#### What is being asked
If a line in the data below holds the word "Notification", copy it.

(Excerpts from an interface dataset)
# # # # #

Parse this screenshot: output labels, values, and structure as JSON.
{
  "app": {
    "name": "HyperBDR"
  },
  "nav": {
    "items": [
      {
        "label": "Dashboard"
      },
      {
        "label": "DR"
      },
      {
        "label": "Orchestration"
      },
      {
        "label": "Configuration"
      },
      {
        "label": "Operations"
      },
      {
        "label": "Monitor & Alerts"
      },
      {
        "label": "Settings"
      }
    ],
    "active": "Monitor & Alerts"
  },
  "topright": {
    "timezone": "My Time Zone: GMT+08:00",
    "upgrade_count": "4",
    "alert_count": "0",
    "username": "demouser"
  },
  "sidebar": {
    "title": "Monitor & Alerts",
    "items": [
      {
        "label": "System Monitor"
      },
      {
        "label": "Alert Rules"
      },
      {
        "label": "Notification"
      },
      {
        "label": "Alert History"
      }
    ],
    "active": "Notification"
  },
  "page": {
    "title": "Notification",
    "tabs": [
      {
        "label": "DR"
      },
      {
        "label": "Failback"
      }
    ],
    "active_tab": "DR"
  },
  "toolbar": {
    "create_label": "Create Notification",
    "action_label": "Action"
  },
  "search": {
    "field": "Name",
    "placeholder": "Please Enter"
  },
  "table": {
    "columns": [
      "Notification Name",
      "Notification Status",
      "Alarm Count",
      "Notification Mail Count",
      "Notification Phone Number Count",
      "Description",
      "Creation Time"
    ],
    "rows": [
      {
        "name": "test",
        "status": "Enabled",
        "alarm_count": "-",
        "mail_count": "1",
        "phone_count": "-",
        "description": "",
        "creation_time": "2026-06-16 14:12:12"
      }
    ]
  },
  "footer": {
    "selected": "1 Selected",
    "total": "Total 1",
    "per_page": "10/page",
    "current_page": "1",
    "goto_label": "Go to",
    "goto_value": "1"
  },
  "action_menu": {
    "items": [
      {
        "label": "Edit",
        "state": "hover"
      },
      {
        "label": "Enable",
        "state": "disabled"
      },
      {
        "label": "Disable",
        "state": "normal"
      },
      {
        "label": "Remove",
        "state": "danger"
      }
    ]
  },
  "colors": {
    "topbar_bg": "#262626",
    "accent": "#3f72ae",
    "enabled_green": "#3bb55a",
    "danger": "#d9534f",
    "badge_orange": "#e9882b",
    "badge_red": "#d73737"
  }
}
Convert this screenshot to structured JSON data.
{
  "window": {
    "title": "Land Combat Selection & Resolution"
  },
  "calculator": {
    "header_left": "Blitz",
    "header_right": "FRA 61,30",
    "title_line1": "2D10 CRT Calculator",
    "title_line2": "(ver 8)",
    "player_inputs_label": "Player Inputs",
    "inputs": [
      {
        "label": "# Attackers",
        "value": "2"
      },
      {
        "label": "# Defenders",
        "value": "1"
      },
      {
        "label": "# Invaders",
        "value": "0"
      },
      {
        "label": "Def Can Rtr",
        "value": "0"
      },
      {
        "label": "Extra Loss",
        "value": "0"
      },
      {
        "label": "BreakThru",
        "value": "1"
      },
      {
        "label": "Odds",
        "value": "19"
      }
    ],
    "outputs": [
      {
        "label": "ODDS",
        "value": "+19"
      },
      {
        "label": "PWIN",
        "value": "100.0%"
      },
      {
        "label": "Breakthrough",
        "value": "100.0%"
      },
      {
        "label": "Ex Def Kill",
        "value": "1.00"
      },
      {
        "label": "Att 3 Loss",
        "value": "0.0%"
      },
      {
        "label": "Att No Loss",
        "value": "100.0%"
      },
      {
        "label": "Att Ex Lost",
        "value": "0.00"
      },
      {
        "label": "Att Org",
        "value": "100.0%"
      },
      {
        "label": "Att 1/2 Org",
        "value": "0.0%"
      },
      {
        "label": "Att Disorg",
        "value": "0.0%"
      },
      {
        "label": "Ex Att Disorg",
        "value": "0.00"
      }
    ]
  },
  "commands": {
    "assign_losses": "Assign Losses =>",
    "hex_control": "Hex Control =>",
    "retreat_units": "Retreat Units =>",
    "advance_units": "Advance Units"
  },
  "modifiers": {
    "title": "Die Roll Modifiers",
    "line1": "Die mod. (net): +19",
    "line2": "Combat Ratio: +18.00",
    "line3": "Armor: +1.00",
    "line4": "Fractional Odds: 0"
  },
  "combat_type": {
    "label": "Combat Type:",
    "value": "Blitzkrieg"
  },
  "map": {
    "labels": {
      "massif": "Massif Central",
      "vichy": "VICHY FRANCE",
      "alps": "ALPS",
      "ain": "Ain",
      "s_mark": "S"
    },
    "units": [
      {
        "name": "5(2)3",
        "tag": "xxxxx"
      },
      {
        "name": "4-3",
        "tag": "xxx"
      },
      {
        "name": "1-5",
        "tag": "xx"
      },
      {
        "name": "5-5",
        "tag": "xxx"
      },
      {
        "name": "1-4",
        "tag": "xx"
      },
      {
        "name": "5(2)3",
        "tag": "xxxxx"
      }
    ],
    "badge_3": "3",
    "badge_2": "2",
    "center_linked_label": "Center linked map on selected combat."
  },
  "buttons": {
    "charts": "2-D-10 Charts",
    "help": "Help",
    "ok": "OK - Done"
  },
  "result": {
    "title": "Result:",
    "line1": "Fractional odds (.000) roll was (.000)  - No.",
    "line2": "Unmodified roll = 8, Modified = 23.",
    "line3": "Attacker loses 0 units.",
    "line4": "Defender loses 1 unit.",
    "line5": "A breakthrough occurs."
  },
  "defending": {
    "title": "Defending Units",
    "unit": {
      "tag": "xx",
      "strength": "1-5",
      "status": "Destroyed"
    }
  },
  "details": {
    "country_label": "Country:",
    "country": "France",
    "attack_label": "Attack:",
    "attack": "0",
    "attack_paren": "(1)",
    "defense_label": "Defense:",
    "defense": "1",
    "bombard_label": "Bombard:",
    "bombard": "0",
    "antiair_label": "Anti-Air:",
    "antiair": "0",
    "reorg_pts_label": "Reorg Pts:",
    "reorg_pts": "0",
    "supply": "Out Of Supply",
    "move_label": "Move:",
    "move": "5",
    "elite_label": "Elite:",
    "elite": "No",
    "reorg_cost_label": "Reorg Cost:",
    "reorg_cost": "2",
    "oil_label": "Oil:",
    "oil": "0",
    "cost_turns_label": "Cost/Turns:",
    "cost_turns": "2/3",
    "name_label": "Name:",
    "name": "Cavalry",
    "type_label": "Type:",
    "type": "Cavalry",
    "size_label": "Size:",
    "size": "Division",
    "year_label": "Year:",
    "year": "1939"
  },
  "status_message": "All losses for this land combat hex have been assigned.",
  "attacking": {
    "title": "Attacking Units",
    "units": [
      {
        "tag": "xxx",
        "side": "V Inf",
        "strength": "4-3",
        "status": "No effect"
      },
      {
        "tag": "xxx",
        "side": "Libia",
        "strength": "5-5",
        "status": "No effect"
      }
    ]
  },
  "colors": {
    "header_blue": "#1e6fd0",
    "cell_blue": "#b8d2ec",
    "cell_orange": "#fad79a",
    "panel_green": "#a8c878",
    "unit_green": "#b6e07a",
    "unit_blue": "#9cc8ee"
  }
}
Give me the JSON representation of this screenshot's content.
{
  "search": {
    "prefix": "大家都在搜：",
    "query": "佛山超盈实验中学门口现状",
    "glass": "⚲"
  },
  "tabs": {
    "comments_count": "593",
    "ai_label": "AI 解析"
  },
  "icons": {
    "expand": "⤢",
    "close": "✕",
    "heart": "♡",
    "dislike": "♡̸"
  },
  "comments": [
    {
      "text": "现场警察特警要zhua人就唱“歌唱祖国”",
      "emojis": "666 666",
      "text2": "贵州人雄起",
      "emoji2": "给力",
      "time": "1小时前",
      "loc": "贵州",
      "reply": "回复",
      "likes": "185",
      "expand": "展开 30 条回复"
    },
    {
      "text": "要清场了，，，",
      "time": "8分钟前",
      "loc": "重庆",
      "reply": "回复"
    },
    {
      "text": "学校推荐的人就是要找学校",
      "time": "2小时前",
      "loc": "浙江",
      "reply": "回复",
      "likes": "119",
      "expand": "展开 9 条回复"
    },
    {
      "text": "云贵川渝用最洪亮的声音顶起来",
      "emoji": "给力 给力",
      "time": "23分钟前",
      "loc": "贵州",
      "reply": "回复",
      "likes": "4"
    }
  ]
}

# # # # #

#### Task output
        "label": "Notification"
    "active": "Notification"
    "title": "Notification",
    "create_label": "Create Notification",
      "Notification Name",
      "Notification Status",
      "Notification Mail Count",
      "Notification Phone Number Count",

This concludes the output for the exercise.